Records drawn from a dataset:
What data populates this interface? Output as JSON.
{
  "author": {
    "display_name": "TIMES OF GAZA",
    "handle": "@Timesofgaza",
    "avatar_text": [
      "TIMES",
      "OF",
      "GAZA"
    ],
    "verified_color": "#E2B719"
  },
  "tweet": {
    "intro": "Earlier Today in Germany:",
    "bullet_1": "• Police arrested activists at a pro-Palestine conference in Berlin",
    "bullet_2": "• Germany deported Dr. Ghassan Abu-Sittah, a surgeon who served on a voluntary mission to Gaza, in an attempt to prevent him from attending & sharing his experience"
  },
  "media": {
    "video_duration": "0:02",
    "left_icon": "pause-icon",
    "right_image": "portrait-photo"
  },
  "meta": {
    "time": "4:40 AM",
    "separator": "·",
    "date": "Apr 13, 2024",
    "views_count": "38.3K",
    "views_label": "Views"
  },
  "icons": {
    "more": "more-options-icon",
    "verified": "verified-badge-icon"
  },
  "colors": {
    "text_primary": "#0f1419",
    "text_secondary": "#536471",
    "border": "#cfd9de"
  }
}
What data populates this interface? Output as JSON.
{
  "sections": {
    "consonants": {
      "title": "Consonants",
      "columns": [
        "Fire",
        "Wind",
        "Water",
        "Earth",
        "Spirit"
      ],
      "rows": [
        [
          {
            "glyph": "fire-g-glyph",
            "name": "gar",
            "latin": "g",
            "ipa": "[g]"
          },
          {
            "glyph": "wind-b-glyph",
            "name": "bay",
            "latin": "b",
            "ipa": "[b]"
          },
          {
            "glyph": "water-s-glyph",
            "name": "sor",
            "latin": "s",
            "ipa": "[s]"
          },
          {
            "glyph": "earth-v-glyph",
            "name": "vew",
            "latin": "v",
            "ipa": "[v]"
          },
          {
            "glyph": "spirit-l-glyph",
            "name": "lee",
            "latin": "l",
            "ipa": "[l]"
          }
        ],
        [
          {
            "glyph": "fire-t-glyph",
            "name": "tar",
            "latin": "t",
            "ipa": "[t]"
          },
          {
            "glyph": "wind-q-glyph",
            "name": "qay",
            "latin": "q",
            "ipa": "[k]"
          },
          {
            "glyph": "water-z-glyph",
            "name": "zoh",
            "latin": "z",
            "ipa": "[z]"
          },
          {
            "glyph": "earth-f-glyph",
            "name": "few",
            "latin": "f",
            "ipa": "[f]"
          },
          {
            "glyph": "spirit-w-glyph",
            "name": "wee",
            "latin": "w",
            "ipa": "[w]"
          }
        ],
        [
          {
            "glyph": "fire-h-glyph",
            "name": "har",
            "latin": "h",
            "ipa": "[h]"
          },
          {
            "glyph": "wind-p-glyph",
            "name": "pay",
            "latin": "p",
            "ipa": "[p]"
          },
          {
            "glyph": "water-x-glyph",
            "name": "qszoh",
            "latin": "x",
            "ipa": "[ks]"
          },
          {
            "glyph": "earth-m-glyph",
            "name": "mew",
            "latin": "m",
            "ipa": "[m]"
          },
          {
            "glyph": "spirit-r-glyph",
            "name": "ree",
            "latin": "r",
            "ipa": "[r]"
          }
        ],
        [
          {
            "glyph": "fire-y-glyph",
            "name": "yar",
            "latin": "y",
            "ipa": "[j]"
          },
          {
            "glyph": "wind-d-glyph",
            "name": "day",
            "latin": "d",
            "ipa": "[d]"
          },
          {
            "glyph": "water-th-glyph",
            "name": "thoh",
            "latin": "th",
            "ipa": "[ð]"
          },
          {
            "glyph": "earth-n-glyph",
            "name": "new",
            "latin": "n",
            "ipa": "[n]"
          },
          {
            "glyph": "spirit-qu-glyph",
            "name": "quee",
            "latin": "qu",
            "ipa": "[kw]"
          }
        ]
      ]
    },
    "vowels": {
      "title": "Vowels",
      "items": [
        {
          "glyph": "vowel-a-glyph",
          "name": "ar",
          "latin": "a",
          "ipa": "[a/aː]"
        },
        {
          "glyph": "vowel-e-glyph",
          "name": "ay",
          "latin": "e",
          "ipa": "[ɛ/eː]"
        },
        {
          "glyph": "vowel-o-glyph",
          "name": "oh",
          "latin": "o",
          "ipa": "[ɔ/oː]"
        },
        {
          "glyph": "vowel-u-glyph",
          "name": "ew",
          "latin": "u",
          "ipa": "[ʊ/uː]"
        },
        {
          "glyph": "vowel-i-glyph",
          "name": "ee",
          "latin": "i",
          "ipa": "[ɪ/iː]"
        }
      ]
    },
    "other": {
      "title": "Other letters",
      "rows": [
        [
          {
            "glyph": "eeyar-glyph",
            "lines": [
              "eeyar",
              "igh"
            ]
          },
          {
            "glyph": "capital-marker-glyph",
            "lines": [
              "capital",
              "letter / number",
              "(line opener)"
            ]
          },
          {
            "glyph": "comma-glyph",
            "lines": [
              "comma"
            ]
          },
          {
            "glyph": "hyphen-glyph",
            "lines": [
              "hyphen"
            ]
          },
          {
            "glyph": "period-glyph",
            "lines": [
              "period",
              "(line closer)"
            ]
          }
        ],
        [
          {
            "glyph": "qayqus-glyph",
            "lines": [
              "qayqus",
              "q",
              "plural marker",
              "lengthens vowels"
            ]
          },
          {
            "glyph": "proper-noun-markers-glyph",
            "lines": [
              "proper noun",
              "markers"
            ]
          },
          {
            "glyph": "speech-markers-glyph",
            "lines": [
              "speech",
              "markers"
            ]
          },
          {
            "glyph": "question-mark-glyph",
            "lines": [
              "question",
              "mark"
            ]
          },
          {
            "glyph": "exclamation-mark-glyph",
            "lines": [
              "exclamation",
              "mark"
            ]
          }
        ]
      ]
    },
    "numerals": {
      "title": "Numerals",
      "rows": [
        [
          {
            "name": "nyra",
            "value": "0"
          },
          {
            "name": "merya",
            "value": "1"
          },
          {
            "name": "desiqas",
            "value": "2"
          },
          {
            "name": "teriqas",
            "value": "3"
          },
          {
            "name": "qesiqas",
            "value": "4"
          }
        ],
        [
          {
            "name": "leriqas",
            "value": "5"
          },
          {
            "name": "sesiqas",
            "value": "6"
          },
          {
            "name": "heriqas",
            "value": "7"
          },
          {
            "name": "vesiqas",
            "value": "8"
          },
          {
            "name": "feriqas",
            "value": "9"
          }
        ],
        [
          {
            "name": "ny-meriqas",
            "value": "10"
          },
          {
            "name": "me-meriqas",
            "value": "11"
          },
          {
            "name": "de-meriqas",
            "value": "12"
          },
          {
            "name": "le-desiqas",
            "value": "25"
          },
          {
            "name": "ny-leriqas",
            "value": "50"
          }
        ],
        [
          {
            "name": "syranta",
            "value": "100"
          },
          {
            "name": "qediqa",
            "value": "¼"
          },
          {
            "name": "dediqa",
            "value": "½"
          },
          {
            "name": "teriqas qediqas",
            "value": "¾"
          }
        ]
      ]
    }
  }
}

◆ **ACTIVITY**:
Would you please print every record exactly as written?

◆ **ANSWER SPACE**:
What data populates this interface? Output as JSON.
{
  "author": {
    "display_name": "TIMES OF GAZA",
    "handle": "@Timesofgaza",
    "avatar_text": [
      "TIMES",
      "OF",
      "GAZA"
    ],
    "verified_color": "#E2B719"
  },
  "tweet": {
    "intro": "Earlier Today in Germany:",
    "bullet_1": "• Police arrested activists at a pro-Palestine conference in Berlin",
    "bullet_2": "• Germany deported Dr. Ghassan Abu-Sittah, a surgeon who served on a voluntary mission to Gaza, in an attempt to prevent him from attending & sharing his experience"
  },
  "media": {
    "video_duration": "0:02",
    "left_icon": "pause-icon",
    "right_image": "portrait-photo"
  },
  "meta": {
    "time": "4:40 AM",
    "separator": "·",
    "date": "Apr 13, 2024",
    "views_count": "38.3K",
    "views_label": "Views"
  },
  "icons": {
    "more": "more-options-icon",
    "verified": "verified-badge-icon"
  },
  "colors": {
    "text_primary": "#0f1419",
    "text_secondary": "#536471",
    "border": "#cfd9de"
  }
}
What data populates this interface? Output as JSON.
{
  "sections": {
    "consonants": {
      "title": "Consonants",
      "columns": [
        "Fire",
        "Wind",
        "Water",
        "Earth",
        "Spirit"
      ],
      "rows": [
        [
          {
            "glyph": "fire-g-glyph",
            "name": "gar",
            "latin": "g",
            "ipa": "[g]"
          },
          {
            "glyph": "wind-b-glyph",
            "name": "bay",
            "latin": "b",
            "ipa": "[b]"
          },
          {
            "glyph": "water-s-glyph",
            "name": "sor",
            "latin": "s",
            "ipa": "[s]"
          },
          {
            "glyph": "earth-v-glyph",
            "name": "vew",
            "latin": "v",
            "ipa": "[v]"
          },
          {
            "glyph": "spirit-l-glyph",
            "name": "lee",
            "latin": "l",
            "ipa": "[l]"
          }
        ],
        [
          {
            "glyph": "fire-t-glyph",
            "name": "tar",
            "latin": "t",
            "ipa": "[t]"
          },
          {
            "glyph": "wind-q-glyph",
            "name": "qay",
            "latin": "q",
            "ipa": "[k]"
          },
          {
            "glyph": "water-z-glyph",
            "name": "zoh",
            "latin": "z",
            "ipa": "[z]"
          },
          {
            "glyph": "earth-f-glyph",
            "name": "few",
            "latin": "f",
            "ipa": "[f]"
          },
          {
            "glyph": "spirit-w-glyph",
            "name": "wee",
            "latin": "w",
            "ipa": "[w]"
          }
        ],
        [
          {
            "glyph": "fire-h-glyph",
            "name": "har",
            "latin": "h",
            "ipa": "[h]"
          },
          {
            "glyph": "wind-p-glyph",
            "name": "pay",
            "latin": "p",
            "ipa": "[p]"
          },
          {
            "glyph": "water-x-glyph",
            "name": "qszoh",
            "latin": "x",
            "ipa": "[ks]"
          },
          {
            "glyph": "earth-m-glyph",
            "name": "mew",
            "latin": "m",
            "ipa": "[m]"
          },
          {
            "glyph": "spirit-r-glyph",
            "name": "ree",
            "latin": "r",
            "ipa": "[r]"
          }
        ],
        [
          {
            "glyph": "fire-y-glyph",
            "name": "yar",
            "latin": "y",
            "ipa": "[j]"
          },
          {
            "glyph": "wind-d-glyph",
            "name": "day",
            "latin": "d",
            "ipa": "[d]"
          },
          {
            "glyph": "water-th-glyph",
            "name": "thoh",
            "latin": "th",
            "ipa": "[ð]"
          },
          {
            "glyph": "earth-n-glyph",
            "name": "new",
            "latin": "n",
            "ipa": "[n]"
          },
          {
            "glyph": "spirit-qu-glyph",
            "name": "quee",
            "latin": "qu",
            "ipa": "[kw]"
          }
        ]
      ]
    },
    "vowels": {
      "title": "Vowels",
      "items": [
        {
          "glyph": "vowel-a-glyph",
          "name": "ar",
          "latin": "a",
          "ipa": "[a/aː]"
        },
        {
          "glyph": "vowel-e-glyph",
          "name": "ay",
          "latin": "e",
          "ipa": "[ɛ/eː]"
        },
        {
          "glyph": "vowel-o-glyph",
          "name": "oh",
          "latin": "o",
          "ipa": "[ɔ/oː]"
        },
        {
          "glyph": "vowel-u-glyph",
          "name": "ew",
          "latin": "u",
          "ipa": "[ʊ/uː]"
        },
        {
          "glyph": "vowel-i-glyph",
          "name": "ee",
          "latin": "i",
          "ipa": "[ɪ/iː]"
        }
      ]
    },
    "other": {
      "title": "Other letters",
      "rows": [
        [
          {
            "glyph": "eeyar-glyph",
            "lines": [
              "eeyar",
              "igh"
            ]
          },
          {
            "glyph": "capital-marker-glyph",
            "lines": [
              "capital",
              "letter / number",
              "(line opener)"
            ]
          },
          {
            "glyph": "comma-glyph",
            "lines": [
              "comma"
            ]
          },
          {
            "glyph": "hyphen-glyph",
            "lines": [
              "hyphen"
            ]
          },
          {
            "glyph": "period-glyph",
            "lines": [
              "period",
              "(line closer)"
            ]
          }
        ],
        [
          {
            "glyph": "qayqus-glyph",
            "lines": [
              "qayqus",
              "q",
              "plural marker",
              "lengthens vowels"
            ]
          },
          {
            "glyph": "proper-noun-markers-glyph",
            "lines": [
              "proper noun",
              "markers"
            ]
          },
          {
            "glyph": "speech-markers-glyph",
            "lines": [
              "speech",
              "markers"
            ]
          },
          {
            "glyph": "question-mark-glyph",
            "lines": [
              "question",
              "mark"
            ]
          },
          {
            "glyph": "exclamation-mark-glyph",
            "lines": [
              "exclamation",
              "mark"
            ]
          }
        ]
      ]
    },
    "numerals": {
      "title": "Numerals",
      "rows": [
        [
          {
            "name": "nyra",
            "value": "0"
          },
          {
            "name": "merya",
            "value": "1"
          },
          {
            "name": "desiqas",
            "value": "2"
          },
          {
            "name": "teriqas",
            "value": "3"
          },
          {
            "name": "qesiqas",
            "value": "4"
          }
        ],
        [
          {
            "name": "leriqas",
            "value": "5"
          },
          {
            "name": "sesiqas",
            "value": "6"
          },
          {
            "name": "heriqas",
            "value": "7"
          },
          {
            "name": "vesiqas",
            "value": "8"
          },
          {
            "name": "feriqas",
            "value": "9"
          }
        ],
        [
          {
            "name": "ny-meriqas",
            "value": "10"
          },
          {
            "name": "me-meriqas",
            "value": "11"
          },
          {
            "name": "de-meriqas",
            "value": "12"
          },
          {
            "name": "le-desiqas",
            "value": "25"
          },
          {
            "name": "ny-leriqas",
            "value": "50"
          }
        ],
        [
          {
            "name": "syranta",
            "value": "100"
          },
          {
            "name": "qediqa",
            "value": "¼"
          },
          {
            "name": "dediqa",
            "value": "½"
          },
          {
            "name": "teriqas qediqas",
            "value": "¾"
          }
        ]
      ]
    }
  }
}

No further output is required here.